A recent appeal decision in Shropshire tells us that it is worth comparing affordable housing restrictions on existing property against current local planning policy, an inspector having lifted a planning obligation from a house in the light of changed priorities (DCS Number 400-012-611).
The inspector noted that the local plan had restricted open market housing to urban areas and settlements, but that it had allowed for affordable housing throughout the district. Accordingly, the dwelling had been granted planning permission as an affordable dwelling on the village site. The prevailing policy had changed, however, under the core strategy, and market housing was now permitted in the village. The site was surrounded by development, and it was clear to the inspector that a planning application today for a market dwelling would be in accordance with planning policy.
The inspector acknowledged that there was a continued need for affordable housing in Shropshire. However, the fact that planning policy had changed to allow market housing was an important material consideration and a clear indication of changed priorities towards housing mix in this particular location, he held, holding that it would be wrong to disregard the current development plan policy framework. He reasoned that were a proposal to come forward now for a dwelling on the site, it would be unnecessary and unreasonable to require a restrictive planning obligation of the sort currently applied to the dwelling. It would be inappropriate and inequitable to single out this particular dwelling for continuing restriction when others might be built nearby without such restriction, and indeed where an unrestricted dwelling could be built if the site had remained in the condition it had been before the granting of the original planning permission.

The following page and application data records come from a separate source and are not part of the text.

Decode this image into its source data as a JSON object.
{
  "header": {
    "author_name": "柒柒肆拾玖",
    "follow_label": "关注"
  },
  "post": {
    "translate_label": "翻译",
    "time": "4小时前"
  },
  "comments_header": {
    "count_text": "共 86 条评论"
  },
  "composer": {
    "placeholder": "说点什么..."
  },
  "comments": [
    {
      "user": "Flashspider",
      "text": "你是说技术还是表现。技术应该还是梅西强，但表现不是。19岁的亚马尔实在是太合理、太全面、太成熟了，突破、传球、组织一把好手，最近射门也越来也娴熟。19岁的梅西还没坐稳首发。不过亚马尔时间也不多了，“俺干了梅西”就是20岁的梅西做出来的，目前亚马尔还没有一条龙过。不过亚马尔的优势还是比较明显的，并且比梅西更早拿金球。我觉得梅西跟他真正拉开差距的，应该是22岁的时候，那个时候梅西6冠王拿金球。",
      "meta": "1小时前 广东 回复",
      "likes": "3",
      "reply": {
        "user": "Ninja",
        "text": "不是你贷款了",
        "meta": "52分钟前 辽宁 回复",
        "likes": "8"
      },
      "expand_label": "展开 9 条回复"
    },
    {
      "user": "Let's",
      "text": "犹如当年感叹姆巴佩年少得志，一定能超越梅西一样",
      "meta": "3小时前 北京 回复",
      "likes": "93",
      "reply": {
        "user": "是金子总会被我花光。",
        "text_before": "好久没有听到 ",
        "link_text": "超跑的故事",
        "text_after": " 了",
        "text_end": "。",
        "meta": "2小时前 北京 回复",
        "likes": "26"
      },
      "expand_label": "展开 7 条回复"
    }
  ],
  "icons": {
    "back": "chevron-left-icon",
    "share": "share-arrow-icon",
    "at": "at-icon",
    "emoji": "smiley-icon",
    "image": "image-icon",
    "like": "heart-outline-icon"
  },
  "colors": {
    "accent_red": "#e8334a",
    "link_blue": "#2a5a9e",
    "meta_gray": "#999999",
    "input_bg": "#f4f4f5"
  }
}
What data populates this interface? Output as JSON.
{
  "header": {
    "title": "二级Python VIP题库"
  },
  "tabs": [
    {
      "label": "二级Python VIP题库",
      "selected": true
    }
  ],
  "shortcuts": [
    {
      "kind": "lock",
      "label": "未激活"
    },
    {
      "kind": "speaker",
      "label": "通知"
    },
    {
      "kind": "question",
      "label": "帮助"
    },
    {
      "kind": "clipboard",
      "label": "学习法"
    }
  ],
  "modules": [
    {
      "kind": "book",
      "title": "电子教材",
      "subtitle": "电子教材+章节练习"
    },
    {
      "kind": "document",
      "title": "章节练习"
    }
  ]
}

The obligation was not required for the continued maintenance of an affordable dwelling in the location, the inspector concluded.
The following DCP chapter is relevant: 4.628